RECORDS TO PROCESS:
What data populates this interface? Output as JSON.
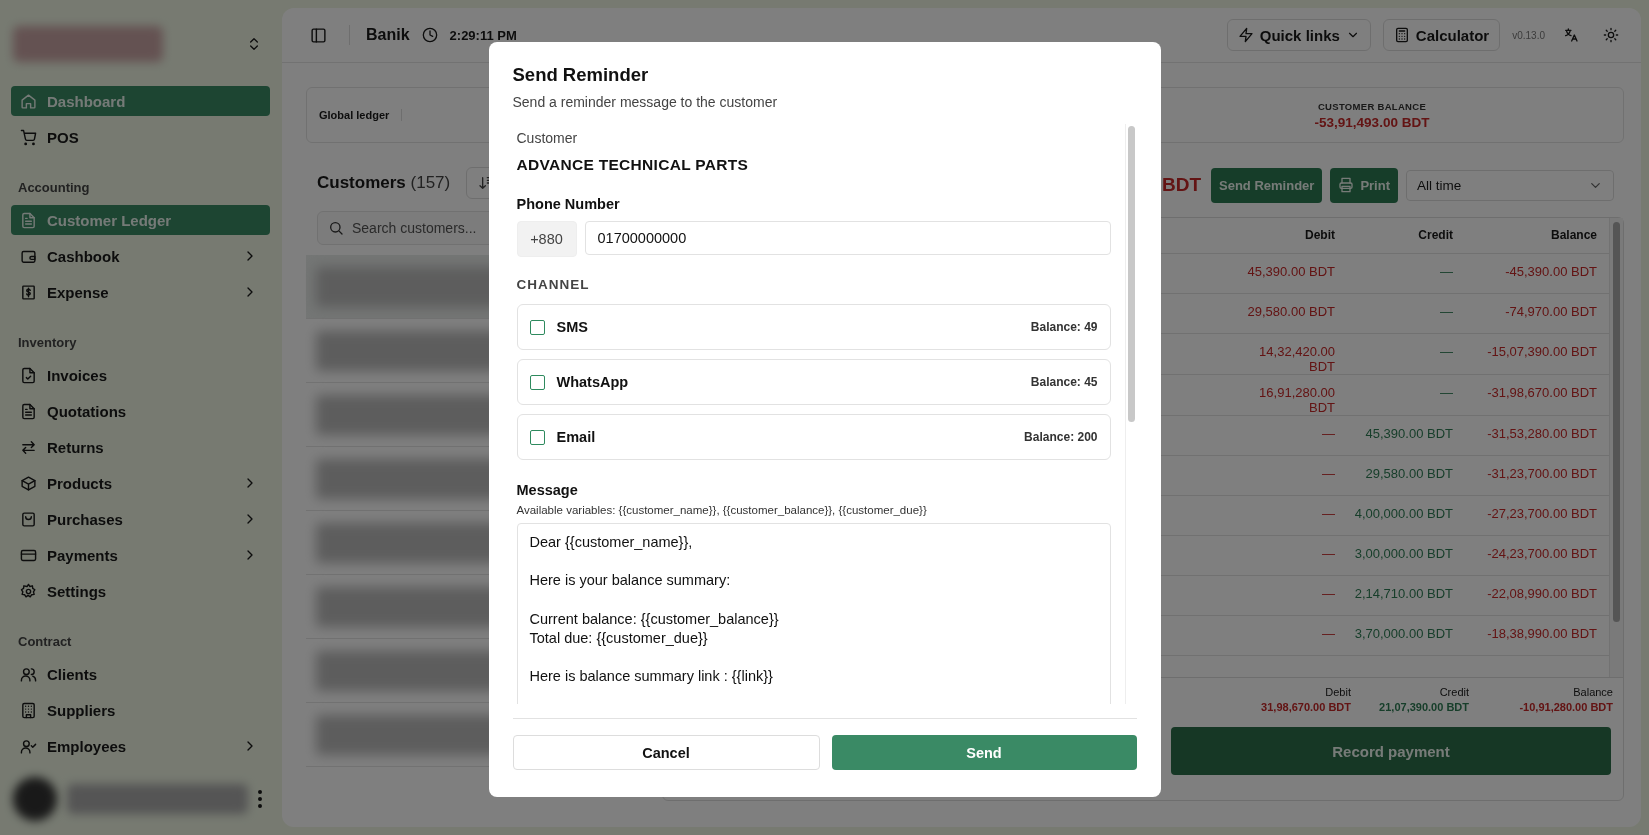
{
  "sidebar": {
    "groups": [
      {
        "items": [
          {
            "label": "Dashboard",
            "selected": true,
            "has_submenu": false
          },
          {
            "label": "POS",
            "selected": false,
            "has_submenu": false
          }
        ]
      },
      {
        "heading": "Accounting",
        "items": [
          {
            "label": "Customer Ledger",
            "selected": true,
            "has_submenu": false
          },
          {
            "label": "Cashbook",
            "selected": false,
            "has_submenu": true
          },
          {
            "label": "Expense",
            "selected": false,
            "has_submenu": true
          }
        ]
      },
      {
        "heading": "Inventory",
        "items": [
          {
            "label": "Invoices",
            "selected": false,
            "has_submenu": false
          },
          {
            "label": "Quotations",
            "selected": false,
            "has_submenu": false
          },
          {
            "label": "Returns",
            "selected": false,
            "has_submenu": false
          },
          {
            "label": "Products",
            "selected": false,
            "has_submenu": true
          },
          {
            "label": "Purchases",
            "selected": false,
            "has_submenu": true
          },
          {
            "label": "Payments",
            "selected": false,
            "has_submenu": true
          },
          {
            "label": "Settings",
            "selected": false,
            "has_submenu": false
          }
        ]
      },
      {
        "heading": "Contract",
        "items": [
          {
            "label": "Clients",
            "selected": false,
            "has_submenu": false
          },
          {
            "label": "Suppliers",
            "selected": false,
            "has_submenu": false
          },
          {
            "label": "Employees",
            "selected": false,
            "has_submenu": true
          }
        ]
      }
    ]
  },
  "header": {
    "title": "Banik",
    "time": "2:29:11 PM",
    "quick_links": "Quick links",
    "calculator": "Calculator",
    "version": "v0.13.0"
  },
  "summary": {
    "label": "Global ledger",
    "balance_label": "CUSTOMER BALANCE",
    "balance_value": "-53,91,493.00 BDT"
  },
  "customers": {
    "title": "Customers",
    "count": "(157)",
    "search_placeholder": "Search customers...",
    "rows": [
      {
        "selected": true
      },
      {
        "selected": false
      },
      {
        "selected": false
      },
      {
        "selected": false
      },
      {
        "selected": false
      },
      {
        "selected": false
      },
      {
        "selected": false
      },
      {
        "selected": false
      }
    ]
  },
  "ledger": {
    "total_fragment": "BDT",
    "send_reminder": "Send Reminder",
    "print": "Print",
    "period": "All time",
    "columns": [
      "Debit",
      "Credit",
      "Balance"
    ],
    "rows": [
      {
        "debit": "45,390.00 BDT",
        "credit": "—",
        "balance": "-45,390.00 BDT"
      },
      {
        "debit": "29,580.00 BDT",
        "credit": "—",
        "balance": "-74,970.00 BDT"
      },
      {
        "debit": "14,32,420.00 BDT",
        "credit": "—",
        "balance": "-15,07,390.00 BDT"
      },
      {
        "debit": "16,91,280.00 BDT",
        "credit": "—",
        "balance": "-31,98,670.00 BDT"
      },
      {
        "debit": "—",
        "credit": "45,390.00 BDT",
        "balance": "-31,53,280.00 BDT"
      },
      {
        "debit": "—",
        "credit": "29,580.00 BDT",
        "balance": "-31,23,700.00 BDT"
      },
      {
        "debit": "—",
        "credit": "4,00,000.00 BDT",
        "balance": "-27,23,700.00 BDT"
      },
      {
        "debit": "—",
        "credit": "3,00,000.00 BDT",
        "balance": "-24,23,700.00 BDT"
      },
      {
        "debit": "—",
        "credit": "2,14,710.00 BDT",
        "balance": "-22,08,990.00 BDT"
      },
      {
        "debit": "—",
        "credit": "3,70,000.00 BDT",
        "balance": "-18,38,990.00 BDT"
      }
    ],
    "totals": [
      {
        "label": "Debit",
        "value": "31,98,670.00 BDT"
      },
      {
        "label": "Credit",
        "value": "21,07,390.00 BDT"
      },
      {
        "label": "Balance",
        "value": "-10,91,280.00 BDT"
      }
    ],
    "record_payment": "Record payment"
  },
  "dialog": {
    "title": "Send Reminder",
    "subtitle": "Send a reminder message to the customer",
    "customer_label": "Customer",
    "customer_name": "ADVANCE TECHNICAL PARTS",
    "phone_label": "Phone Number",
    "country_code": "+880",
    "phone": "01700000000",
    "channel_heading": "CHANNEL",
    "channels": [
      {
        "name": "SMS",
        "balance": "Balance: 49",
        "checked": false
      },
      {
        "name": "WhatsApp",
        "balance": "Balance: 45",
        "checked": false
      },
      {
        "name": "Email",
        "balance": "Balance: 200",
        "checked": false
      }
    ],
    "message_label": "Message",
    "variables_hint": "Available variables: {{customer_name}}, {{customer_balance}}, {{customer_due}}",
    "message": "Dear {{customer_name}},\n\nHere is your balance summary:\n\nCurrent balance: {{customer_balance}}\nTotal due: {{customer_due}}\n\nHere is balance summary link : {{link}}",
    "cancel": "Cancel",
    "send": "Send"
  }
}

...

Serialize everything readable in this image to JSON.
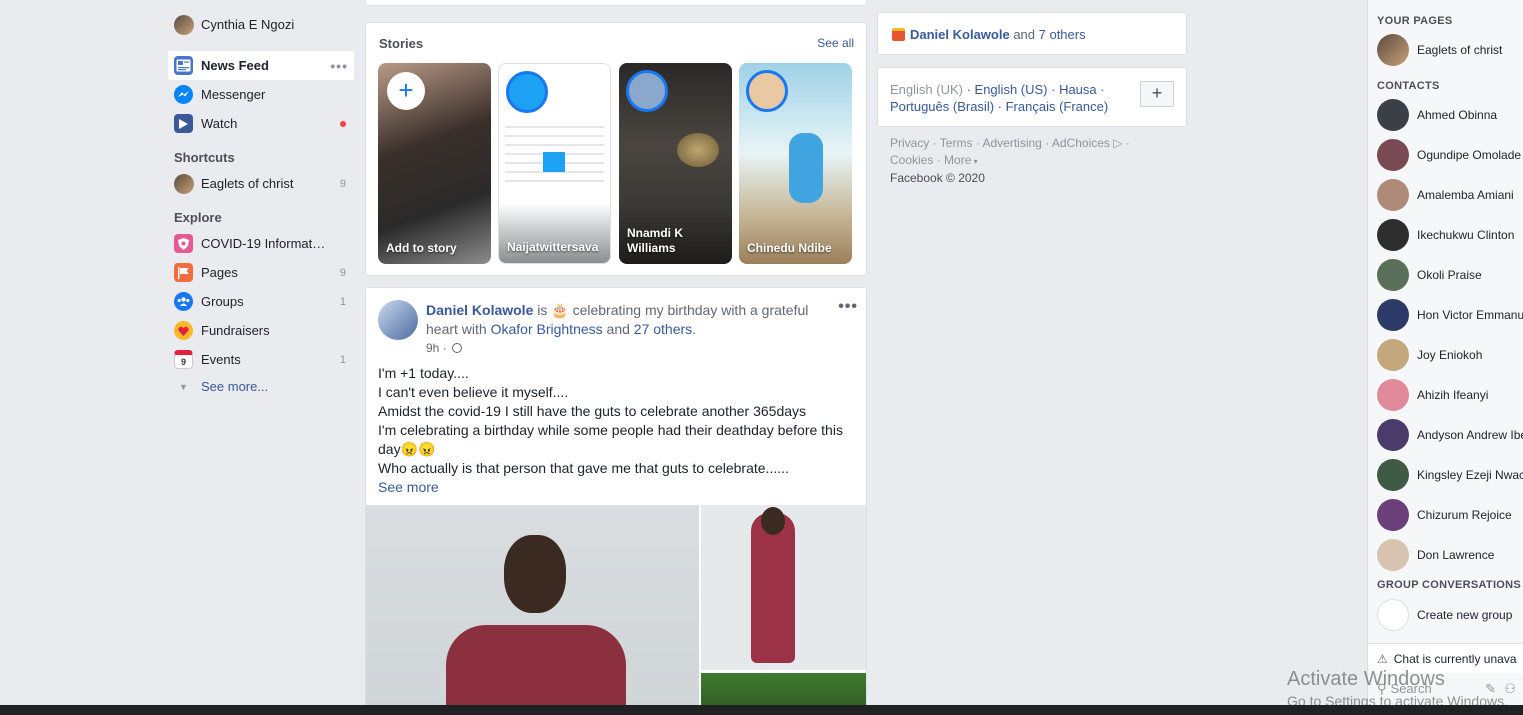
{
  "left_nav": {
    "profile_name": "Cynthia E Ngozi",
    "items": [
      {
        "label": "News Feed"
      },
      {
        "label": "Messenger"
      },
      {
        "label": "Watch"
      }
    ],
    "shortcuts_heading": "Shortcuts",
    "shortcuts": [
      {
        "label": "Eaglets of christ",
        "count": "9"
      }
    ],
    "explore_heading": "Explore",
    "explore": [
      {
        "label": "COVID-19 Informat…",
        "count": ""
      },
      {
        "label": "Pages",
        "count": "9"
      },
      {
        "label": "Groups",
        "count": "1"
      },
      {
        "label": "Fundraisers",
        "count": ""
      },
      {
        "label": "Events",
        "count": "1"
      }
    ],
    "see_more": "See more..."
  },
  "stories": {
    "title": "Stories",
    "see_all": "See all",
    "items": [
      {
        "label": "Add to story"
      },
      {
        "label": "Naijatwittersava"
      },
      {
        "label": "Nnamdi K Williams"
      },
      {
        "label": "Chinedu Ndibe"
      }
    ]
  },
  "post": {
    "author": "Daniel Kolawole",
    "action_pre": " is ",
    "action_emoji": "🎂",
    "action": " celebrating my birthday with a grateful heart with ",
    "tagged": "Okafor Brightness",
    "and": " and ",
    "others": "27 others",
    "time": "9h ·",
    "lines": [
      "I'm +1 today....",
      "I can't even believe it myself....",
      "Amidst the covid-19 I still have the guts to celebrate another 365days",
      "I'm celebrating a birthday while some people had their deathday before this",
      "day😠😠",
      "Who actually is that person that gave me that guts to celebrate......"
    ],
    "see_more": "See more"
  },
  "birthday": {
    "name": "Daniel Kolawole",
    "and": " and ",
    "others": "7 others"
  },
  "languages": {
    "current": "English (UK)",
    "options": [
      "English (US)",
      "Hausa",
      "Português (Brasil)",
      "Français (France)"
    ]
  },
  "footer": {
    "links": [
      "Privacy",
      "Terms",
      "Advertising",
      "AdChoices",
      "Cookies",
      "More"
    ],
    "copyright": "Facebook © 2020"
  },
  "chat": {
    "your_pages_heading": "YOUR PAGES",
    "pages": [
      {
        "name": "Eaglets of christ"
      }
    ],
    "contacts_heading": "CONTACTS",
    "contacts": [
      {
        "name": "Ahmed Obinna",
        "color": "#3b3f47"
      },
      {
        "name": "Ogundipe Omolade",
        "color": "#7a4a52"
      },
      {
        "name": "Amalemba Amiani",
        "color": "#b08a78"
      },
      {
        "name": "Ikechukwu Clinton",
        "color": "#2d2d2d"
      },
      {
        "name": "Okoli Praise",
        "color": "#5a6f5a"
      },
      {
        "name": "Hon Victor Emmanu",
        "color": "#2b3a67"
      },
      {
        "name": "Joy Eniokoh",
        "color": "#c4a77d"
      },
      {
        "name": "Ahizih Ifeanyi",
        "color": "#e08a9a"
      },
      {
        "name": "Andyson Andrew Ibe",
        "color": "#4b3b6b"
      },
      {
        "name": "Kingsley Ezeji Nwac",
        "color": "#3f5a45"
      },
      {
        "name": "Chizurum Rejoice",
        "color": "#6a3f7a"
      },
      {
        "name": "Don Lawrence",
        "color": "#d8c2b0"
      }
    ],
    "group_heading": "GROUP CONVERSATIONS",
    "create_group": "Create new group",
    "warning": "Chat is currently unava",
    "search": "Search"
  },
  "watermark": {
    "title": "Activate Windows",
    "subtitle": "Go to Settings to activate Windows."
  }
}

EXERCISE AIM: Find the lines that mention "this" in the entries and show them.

RESPONSE AREA:
What data populates this interface? Output as JSON.
Serialize everything readable in this image to JSON.
      "I'm celebrating a birthday while some people had their deathday before this",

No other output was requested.